My 12 year old Bichon started refusing to jump on or off the bed when I call her. She also is not jumping in and out of the car on days I take her with me. Sometimes it takes her awhile to stand up if she’s been resting. She seems fine otherwise. Do dogs get arthritis and become painful as they age? What can I do?
Arthritis is a general term that describes inflammation inside of the joint or joints. Arthritis may result from a variety of different causes, but the most common type is osteoarthritis, also know as degenerative joint disease (DJD).
DJD is the most common cause of chronic pain in dogs and has been estimated to affect one out of every five adult dogs. Joints contain cartilage which acts as a cushion. In DJD the cartilage becomes damaged and releases substances that cause inflammation in the joint. The inflammation results in pain and causes even further damage to the cartilage. Thus, a vicious cycle of inflammation, pain and destruction continues.
Some dogs are at an increased risk for developing DJD. Risk factors include inactivity, overweight or obese body condition, age over 5 years old and previous joint injury.
Certain breeds are predisposed to developmental bone disorders such as hip dysplasia or patellar luxation (“floating kneecap”). These congenital abnormalities also increase the risk of arthritis development. Hip dysplasia is commonly seen in Labrador retrievers, German shepherds, Golden retrievers, Bulldogs, Pugs and Rottweilers. Top breeds for patellar luxation include Pomeranians, Yorkshire terriers, Cocker spaniels, Chow chows and Lhasa apsos.
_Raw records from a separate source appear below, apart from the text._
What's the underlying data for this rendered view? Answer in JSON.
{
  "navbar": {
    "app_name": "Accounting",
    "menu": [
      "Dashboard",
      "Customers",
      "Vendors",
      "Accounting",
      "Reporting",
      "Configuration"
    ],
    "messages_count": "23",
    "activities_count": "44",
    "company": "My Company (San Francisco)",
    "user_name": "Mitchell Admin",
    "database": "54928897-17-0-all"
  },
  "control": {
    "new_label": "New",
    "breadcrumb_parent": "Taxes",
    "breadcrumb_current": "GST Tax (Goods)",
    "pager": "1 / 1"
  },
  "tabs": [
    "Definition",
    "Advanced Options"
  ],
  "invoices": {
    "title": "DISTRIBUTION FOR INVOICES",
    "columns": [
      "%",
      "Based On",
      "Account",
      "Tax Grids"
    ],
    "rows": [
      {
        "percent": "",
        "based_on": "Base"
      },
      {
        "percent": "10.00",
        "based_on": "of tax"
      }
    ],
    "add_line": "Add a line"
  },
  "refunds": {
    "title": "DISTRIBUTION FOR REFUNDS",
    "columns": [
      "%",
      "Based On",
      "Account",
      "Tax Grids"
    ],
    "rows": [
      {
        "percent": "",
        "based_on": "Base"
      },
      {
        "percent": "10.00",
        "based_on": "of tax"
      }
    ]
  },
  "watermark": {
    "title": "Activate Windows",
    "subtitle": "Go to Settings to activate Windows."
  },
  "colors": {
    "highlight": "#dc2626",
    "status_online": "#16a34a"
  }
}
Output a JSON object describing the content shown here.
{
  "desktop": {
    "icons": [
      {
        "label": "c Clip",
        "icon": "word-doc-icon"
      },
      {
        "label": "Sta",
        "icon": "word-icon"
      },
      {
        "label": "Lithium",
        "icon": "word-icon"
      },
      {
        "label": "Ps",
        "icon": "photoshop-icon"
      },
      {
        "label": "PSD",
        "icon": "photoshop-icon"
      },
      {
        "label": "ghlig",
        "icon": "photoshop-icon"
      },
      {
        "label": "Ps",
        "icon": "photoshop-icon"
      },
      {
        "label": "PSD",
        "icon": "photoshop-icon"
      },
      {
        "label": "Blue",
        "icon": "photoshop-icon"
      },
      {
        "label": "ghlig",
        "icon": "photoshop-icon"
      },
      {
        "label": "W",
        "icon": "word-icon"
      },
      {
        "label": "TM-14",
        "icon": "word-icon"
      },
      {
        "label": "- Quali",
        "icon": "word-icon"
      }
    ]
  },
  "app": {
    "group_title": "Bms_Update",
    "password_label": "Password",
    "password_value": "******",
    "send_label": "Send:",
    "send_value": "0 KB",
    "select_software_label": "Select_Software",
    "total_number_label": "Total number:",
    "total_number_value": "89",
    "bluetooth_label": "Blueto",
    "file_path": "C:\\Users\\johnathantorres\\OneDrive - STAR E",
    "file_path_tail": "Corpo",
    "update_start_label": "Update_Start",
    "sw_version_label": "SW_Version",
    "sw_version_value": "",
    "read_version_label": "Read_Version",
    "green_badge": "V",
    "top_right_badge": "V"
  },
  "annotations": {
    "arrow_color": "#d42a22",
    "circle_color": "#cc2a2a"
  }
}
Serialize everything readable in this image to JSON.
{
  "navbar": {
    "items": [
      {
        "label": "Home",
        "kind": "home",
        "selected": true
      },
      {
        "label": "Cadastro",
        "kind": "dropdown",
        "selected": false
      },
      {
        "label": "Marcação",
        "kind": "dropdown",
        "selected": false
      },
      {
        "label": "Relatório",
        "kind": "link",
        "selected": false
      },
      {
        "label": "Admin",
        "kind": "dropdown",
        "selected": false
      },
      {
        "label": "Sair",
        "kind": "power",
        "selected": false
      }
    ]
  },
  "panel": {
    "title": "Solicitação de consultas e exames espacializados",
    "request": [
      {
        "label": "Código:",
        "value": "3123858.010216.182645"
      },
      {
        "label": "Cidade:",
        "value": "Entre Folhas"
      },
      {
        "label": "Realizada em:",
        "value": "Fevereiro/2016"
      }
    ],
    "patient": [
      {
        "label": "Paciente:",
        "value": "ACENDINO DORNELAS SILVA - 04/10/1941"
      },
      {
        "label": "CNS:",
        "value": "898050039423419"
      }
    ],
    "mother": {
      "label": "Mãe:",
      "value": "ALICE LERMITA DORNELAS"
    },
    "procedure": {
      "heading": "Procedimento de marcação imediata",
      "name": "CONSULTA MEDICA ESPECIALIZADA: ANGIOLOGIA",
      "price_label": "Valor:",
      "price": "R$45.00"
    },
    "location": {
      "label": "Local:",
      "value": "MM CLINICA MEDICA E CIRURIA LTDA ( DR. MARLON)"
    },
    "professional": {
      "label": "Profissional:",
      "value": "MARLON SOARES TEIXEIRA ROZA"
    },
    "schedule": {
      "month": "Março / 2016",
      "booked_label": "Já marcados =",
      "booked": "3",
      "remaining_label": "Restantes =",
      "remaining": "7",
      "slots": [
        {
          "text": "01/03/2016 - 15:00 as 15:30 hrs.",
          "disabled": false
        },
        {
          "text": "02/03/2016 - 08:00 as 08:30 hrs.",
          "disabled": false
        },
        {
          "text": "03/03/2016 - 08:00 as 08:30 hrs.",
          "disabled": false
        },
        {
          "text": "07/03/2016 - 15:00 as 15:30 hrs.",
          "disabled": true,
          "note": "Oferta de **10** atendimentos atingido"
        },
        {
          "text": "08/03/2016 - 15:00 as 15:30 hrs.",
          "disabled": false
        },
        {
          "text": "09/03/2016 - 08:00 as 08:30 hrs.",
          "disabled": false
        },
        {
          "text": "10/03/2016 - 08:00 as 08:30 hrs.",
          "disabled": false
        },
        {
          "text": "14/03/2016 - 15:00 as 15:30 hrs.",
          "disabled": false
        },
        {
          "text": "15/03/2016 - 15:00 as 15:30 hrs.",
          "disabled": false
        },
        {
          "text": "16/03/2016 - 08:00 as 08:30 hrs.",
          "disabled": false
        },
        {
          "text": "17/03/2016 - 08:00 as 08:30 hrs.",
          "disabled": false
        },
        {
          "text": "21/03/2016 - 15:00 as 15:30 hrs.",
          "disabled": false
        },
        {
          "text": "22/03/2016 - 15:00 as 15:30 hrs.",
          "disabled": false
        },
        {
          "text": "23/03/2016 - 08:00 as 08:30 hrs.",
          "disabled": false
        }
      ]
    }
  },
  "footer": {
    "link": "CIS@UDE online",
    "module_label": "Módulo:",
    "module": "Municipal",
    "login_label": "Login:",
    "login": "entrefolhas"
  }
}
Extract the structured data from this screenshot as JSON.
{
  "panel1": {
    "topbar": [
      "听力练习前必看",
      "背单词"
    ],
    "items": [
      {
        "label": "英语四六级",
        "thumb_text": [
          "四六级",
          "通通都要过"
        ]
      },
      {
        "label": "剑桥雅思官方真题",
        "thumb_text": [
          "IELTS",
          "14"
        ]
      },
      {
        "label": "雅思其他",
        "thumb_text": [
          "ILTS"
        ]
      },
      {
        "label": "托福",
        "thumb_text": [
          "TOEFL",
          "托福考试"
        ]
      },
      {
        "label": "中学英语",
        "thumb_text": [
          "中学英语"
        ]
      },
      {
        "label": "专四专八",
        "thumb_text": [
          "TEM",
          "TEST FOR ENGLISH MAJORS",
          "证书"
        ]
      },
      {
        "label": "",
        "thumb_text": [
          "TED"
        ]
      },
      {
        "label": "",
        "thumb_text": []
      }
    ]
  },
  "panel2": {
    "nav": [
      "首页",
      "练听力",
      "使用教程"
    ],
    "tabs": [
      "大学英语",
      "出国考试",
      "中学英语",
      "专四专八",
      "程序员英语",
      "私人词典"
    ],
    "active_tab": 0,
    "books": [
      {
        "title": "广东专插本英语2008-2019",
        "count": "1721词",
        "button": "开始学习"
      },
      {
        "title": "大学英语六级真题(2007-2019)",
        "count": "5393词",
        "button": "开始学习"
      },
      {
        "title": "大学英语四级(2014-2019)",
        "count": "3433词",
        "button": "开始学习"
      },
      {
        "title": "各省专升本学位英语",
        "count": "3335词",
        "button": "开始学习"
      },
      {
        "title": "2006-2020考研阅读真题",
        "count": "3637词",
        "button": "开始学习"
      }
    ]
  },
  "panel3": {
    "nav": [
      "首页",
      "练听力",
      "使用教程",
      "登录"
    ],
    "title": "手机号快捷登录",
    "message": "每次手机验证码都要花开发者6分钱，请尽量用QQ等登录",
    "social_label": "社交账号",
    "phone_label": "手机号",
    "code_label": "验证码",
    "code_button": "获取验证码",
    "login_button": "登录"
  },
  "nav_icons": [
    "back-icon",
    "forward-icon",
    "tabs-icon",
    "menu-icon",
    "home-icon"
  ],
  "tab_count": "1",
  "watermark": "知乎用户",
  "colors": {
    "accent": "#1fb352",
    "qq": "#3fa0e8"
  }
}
Signs of arthritis in dogs may include any of the following: reluctance to go up or down stairs; stiffness, especially after resting; limping; tiring more quickly or falling behind on walks; difficulty jumping – such as on or off the bed or in or out of the car as your Bichon is experiencing; trouble rising; preferring to lie down instead of standing or sitting
Although osteoarthritis is a progressive disease that cannot be cured, there are options available to help increase your dog’s comfort and slow the progression of the disease. If your Bichon is overweight, it is very important that she lose weight. The excess weight not only adds stress to the already damaged joints, the fat cells themselves release inflammatory mediators that further damage the cartilage.
Even if you pet is a normal weight, there are other beneficial diets that need to be considered. Several veterinary pet food companies make prescription foods formulated to improve joint health. These foods are rich in certain nutrients such as omega-3 fatty acids which interrupt cartilage destruction and L-carnitine to help maintain a healthy weight. There are even foods, such as Prescription Diet® Metabolic + Mobility, that help manage a dog’s weight and support joint health.
Analgesics are another mainstay of osteoarthritis management. NSAIDs (non-steroidal anti-inflammatory drugs) target inflammatory enzymes that produce pain and worsen cartilage damage. There are other pain medications that can be used if additional pain control is needed or if your pet does not tolerate NSAIDs. Nutritional supplements such as Dasuquin Advanced, omega-3 fatty acids and antioxidants can also be beneficial.
Remember that all medications have potential side effects, and many human medications, including pain relievers, can actually be dangerous or deadly to pets. Never give ibuprofen, aspirin or acetaminophen to your pet. It is important to discuss with your veterinarian what is appropriate for your dog.
Taking a “multi-modal” approach to arthritis, including dietary changes, analgesics, proper exercise and dietary supplements, provides the best way to help your Bichon enjoy her senior years in comfort.